» **Work to complete**
Give the records below again, word for word. No pictures belong in the copy.

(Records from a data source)
+ + +
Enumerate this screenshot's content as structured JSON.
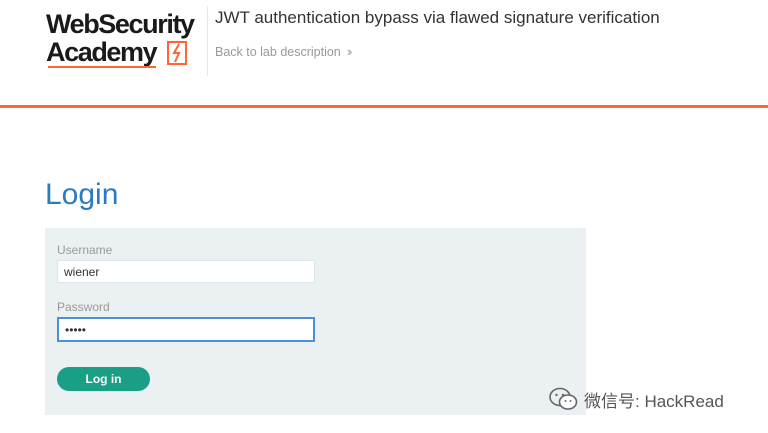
{
  "header": {
    "logo_line1": "WebSecurity",
    "logo_line2": "Academy",
    "lab_title": "JWT authentication bypass via flawed signature verification",
    "back_link_label": "Back to lab description",
    "accent_color": "#ff6633"
  },
  "login": {
    "title": "Login",
    "username_label": "Username",
    "username_value": "wiener",
    "password_label": "Password",
    "password_value": "peter",
    "button_label": "Log in",
    "button_color": "#1a9e85",
    "title_color": "#2b7bc0"
  },
  "watermark": {
    "text": "微信号: HackRead",
    "icon": "wechat-icon"
  }
}
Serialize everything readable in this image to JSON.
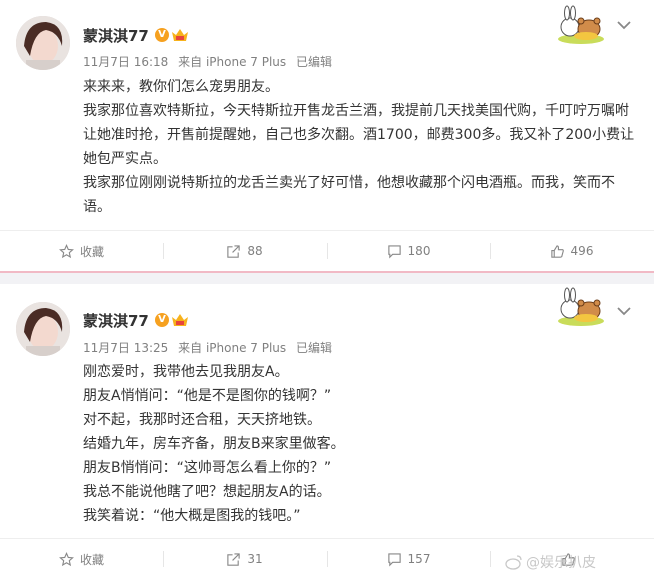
{
  "posts": [
    {
      "username": "蒙淇淇77",
      "badge": "V",
      "time": "11月7日 16:18",
      "source": "来自 iPhone 7 Plus",
      "edited": "已编辑",
      "lines": [
        "来来来，教你们怎么宠男朋友。",
        "我家那位喜欢特斯拉，今天特斯拉开售龙舌兰酒，我提前几天找美国代购，千叮咛万嘱咐让她准时抢，开售前提醒她，自己也多次翻。酒1700，邮费300多。我又补了200小费让她包严实点。",
        "我家那位刚刚说特斯拉的龙舌兰卖光了好可惜，他想收藏那个闪电酒瓶。而我，笑而不语。"
      ],
      "actions": {
        "favorite": "收藏",
        "repost": "88",
        "comment": "180",
        "like": "496"
      }
    },
    {
      "username": "蒙淇淇77",
      "badge": "V",
      "time": "11月7日 13:25",
      "source": "来自 iPhone 7 Plus",
      "edited": "已编辑",
      "lines": [
        "刚恋爱时，我带他去见我朋友A。",
        "朋友A悄悄问：“他是不是图你的钱啊？”",
        "对不起，我那时还合租，天天挤地铁。",
        "结婚九年，房车齐备，朋友B来家里做客。",
        "朋友B悄悄问：“这帅哥怎么看上你的？”",
        "我总不能说他瞎了吧？想起朋友A的话。",
        "我笑着说：“他大概是图我的钱吧。”"
      ],
      "actions": {
        "favorite": "收藏",
        "repost": "31",
        "comment": "157",
        "like": ""
      }
    }
  ],
  "watermark": "@娱乐扒皮",
  "colors": {
    "badge": "#f6a120",
    "separator": "#f1b9c5",
    "meta": "#808080"
  }
}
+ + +
» **Output for this exercise**
Enumerate this screenshot's content as structured JSON.
{
  "header": {
    "logo_line1": "WebSecurity",
    "logo_line2": "Academy",
    "lab_title": "JWT authentication bypass via flawed signature verification",
    "back_link_label": "Back to lab description",
    "accent_color": "#ff6633"
  },
  "login": {
    "title": "Login",
    "username_label": "Username",
    "username_value": "wiener",
    "password_label": "Password",
    "password_value": "peter",
    "button_label": "Log in",
    "button_color": "#1a9e85",
    "title_color": "#2b7bc0"
  },
  "watermark": {
    "text": "微信号: HackRead",
    "icon": "wechat-icon"
  }
}
Serialize everything readable in this image to JSON.
{
  "posts": [
    {
      "username": "蒙淇淇77",
      "badge": "V",
      "time": "11月7日 16:18",
      "source": "来自 iPhone 7 Plus",
      "edited": "已编辑",
      "lines": [
        "来来来，教你们怎么宠男朋友。",
        "我家那位喜欢特斯拉，今天特斯拉开售龙舌兰酒，我提前几天找美国代购，千叮咛万嘱咐让她准时抢，开售前提醒她，自己也多次翻。酒1700，邮费300多。我又补了200小费让她包严实点。",
        "我家那位刚刚说特斯拉的龙舌兰卖光了好可惜，他想收藏那个闪电酒瓶。而我，笑而不语。"
      ],
      "actions": {
        "favorite": "收藏",
        "repost": "88",
        "comment": "180",
        "like": "496"
      }
    },
    {
      "username": "蒙淇淇77",
      "badge": "V",
      "time": "11月7日 13:25",
      "source": "来自 iPhone 7 Plus",
      "edited": "已编辑",
      "lines": [
        "刚恋爱时，我带他去见我朋友A。",
        "朋友A悄悄问：“他是不是图你的钱啊？”",
        "对不起，我那时还合租，天天挤地铁。",
        "结婚九年，房车齐备，朋友B来家里做客。",
        "朋友B悄悄问：“这帅哥怎么看上你的？”",
        "我总不能说他瞎了吧？想起朋友A的话。",
        "我笑着说：“他大概是图我的钱吧。”"
      ],
      "actions": {
        "favorite": "收藏",
        "repost": "31",
        "comment": "157",
        "like": ""
      }
    }
  ],
  "watermark": "@娱乐扒皮",
  "colors": {
    "badge": "#f6a120",
    "separator": "#f1b9c5",
    "meta": "#808080"
  }
}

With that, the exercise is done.